In Paso Robles, the two regions where we grow most of our fruit: Santa Margarita and San Juan Creek, were barely impacted with the closest fire being 130 miles from both AVAs.
Oregon is still a question mark. They had yet to begin picking their Pinot Noir and Pinot Gris when the fires hit. Regrettably, much of the fires were within 20 miles of the vineyards we source our grapes from so much of the wine contains some degree of smoke taint. However, our winery there has some brilliant winemakers on staff. They partnered with the researchers at Oregon State University and so had access to the latest research available. Several experimental measures to mitigate smoke taint issues were employed during grape processing and fermentation and the results are quite impressive. I have a great deal of confidence that the wines we will be working with in Oregon will be clean.
What do we say to customers who are hesitant to buy 2020 wines because of the smoke taint stigma attached?
Very simple. The most vocal wineries in the news who maintain that they refused to make wine in 2020 over “quality concerns” are the same wineries that collectively placed over 1,600,000 gallons of bulk Cabernet Sauvignon on the market earlier in the year because they had produced WAY TOO MUCH 2018 and were still selling 2016/2017 wines when COVID hit and the restaurants effectively shut down their sales. I believe many were already looking for an excuse out of having to make 2020 as it was. Over 80% of all Napa wineries picked their fruit and made excellent wine and it would be a shame to let a few marketing departments from some high profile wine companies dictate consumer sentiment to the vintage. Our wines from Oak Knoll/Rutherford/Oakville/Etc. are free of detectible smoke issues as are many others.
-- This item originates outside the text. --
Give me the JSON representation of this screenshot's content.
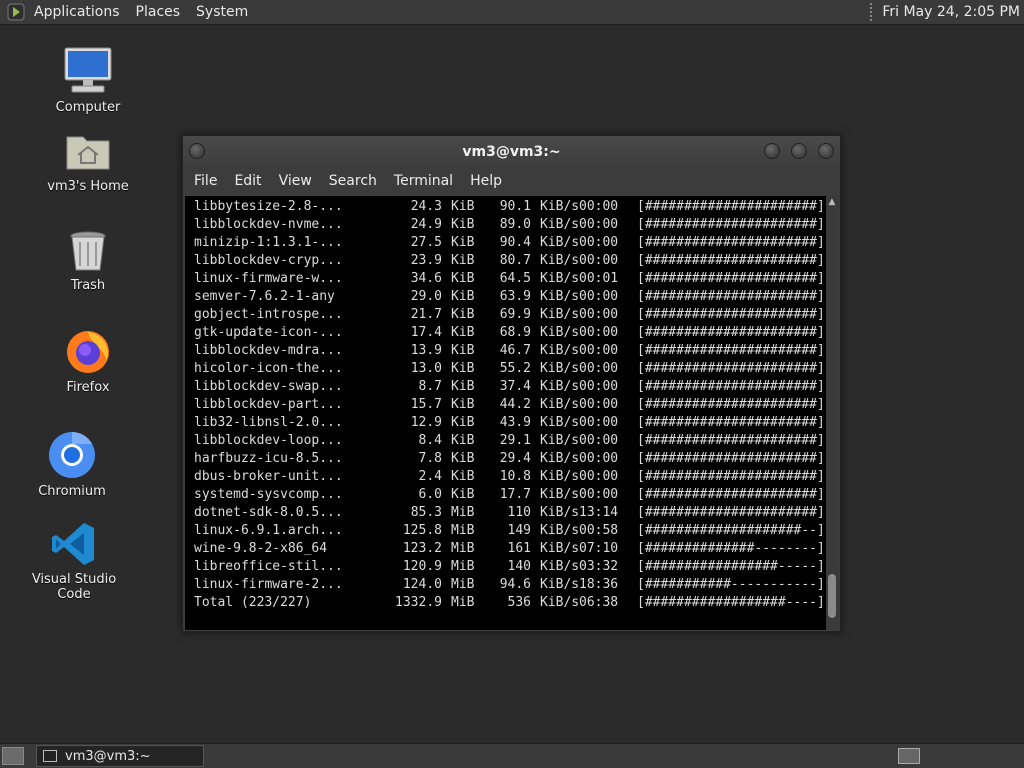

As I write this, the last of our grapes are being harvested. 125 tons of inky Petite Sirah from the San Juan Creek area of Paso Robles. Fermentations are screaming right along and I am so far very pleased with the flavors and concentration of the wines we’re making this year. I am pretty darn optimistic that I will have a large number of exceptional wines to work with out of this vintage. Quality of what we put in the bottle has never been an issue that had to be compromised at any point and will continue to be that way.